The Style Henry II, 1530-1590, the third stage of development (Henri II, 1547-1559; Francis n, 1559-1560; Charles IX, 1560-1574; Henri HI, 1574-1589; Henry VIII, Edward VI, Mary, and Elizabeth, contemporary rulers in England), which followed in close succession, saw the assimilation of the Roman phase of the Renaissance, that phase which took shape in Rome during the last quarter of the fifteenth century and continued dominant during the first quarter of the sixteenth. The mature Roman phase, inspired by a more systematic study of ancient monuments, and "pruned of earlier exuberances," "became bolder, surer, more balanced in its composition, gaining in calm monumen-tality and masculine strength what it lost in youthful vitality and variety of decorative motives."

The three foregoing phases belong wholly and purely to the Renaissance in all their characteristics of style except in so far as chance Gothic traits survived here and there. Of the two that follow, the former embodied the beginnings of Baroque influence and its commingling- with the ripe Renaissance conceptions; the latter comprised the full fruition of the Baroque mode and its complete ascendancy over the purer and more restrained forms of Renaissance provenance.

The Style Henri IV and Louis XIII, 1590-1660 (Henri IV, 1589-1610; Louis XIII, 1610-1643: Elizabeth, James I, and Charles I, contemporary rulers in England) was a phase of fusion when curvilinear forms and bolder, heavier detail began gradually to make their progress into popular favour.

The Style Louis XIV, 1640-1710 (Louis XIII, 1610-1643; Louis XIV, 1643-1715: Charles II, James II, William and Mary, and Queen Anne, contemporary rulers in England) marked the apotheosis of ponderous curves and scrolls, singly and in combination, of pomposity, redundance, oftentimes heaviness of detail and all that conceptions of superabundant splendour could devise to create the "Grand Manner." What was naturally imposing, the exponents of Baroque essayed to make more so and did not hesitate to create structure for the sole purpose of carrying their massive decorations which were, it is true, mightily imposing but could scarcely be called logical. The exaggerations of this period belong to the earlier portion (1610-1650). Directly the influence of Louis XIV began to make itself felt there was far more restraint and the style was perceptibly tempered by an infusion of Classicism and a more studied sobriety in composition.

During all this period of five phases there was a steady and rapid development in the technical mastery of decorative processes and resources which combined to make the sixteenth and seventeenth centuries in French decorative art one of the most resplendent epochs in history.

Architectural Background And Methods Of Fixed Decoration

Throughout the sixteenth and seventeenth centuries the rooms of French chateaux and houses were commonly of large size.
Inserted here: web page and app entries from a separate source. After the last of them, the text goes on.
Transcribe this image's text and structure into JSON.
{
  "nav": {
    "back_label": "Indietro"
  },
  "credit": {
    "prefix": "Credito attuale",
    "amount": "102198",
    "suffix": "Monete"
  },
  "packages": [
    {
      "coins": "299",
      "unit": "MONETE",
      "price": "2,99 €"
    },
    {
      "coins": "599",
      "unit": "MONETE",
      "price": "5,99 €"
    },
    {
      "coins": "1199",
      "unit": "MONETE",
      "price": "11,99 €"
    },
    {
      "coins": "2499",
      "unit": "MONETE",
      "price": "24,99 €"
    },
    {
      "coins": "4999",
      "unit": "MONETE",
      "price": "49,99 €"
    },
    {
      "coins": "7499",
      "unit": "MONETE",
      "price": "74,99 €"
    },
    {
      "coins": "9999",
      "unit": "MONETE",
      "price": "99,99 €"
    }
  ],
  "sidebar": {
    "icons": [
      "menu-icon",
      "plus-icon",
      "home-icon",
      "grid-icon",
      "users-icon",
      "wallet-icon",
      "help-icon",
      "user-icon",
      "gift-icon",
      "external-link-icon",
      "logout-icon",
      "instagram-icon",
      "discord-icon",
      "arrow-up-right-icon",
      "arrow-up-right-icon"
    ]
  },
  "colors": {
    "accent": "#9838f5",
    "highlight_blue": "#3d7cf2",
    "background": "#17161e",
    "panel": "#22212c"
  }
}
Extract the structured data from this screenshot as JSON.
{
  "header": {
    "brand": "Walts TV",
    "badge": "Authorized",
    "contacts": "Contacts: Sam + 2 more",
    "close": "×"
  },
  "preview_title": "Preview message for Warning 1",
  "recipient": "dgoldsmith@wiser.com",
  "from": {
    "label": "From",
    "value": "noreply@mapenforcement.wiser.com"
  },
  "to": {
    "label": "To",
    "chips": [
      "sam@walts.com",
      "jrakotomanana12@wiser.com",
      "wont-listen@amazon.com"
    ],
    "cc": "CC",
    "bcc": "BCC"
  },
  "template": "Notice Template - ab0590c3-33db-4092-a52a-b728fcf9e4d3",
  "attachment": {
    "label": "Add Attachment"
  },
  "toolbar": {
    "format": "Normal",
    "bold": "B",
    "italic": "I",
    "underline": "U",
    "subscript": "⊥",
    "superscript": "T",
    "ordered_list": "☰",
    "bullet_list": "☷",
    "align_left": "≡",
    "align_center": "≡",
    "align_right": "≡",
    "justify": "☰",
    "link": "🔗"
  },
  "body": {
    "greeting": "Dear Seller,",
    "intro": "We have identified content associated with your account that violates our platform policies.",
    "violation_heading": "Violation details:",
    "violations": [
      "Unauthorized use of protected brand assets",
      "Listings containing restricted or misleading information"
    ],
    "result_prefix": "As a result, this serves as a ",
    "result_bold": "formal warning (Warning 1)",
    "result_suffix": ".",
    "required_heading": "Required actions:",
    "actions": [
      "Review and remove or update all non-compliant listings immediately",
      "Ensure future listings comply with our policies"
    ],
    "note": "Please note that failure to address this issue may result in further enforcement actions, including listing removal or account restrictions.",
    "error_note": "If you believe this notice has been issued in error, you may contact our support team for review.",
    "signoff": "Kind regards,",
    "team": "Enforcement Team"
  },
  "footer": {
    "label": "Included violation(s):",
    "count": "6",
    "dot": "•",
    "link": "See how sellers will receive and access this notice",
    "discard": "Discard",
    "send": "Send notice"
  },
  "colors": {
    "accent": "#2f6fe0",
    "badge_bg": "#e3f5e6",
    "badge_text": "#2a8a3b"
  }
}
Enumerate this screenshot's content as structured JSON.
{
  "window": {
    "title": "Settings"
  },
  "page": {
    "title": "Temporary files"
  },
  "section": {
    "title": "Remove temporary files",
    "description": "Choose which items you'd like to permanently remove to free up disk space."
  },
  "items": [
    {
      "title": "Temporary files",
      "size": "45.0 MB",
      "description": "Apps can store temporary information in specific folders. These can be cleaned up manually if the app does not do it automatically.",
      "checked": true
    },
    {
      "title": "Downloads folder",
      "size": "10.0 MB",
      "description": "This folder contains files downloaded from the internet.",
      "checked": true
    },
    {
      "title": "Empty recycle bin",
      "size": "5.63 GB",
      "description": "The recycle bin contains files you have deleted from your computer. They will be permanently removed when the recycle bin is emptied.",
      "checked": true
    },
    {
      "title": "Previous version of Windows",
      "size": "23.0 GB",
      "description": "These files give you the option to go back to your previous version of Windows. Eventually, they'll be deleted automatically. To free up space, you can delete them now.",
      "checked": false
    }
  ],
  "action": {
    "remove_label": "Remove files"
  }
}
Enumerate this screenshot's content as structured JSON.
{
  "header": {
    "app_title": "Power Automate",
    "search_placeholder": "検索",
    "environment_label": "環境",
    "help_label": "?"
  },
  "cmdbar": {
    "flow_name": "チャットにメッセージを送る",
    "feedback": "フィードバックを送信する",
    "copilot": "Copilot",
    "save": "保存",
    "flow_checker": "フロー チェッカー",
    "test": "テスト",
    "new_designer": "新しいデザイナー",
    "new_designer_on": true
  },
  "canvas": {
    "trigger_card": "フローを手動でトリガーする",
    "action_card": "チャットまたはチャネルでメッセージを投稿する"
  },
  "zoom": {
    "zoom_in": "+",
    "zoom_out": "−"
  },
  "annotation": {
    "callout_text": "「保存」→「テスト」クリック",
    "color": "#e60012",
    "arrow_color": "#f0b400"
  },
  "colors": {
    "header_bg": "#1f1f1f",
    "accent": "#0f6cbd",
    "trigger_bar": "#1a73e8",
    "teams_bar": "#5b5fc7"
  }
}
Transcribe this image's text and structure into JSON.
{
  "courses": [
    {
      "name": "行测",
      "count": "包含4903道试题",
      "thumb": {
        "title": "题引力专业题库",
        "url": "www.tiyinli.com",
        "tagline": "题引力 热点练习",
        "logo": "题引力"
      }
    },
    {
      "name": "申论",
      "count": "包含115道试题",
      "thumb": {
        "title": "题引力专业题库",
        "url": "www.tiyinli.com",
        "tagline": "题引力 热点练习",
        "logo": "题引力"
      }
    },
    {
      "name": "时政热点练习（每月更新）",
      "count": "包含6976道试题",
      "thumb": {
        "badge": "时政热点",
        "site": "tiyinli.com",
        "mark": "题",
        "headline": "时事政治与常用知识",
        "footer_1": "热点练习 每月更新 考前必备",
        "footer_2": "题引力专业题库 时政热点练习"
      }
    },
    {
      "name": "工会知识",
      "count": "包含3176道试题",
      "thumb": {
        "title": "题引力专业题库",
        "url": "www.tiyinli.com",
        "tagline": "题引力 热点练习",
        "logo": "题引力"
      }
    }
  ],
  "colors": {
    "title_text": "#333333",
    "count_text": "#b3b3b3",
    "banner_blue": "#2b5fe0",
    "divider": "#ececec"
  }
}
Indeed, they were often oppressively so, especially in the formal and grandiose days of Louis XIV. As was natural, and in fact necessary under the circumstances, the fixed or architectural background formed a vitally important part of the composition. The ceilings were lofty.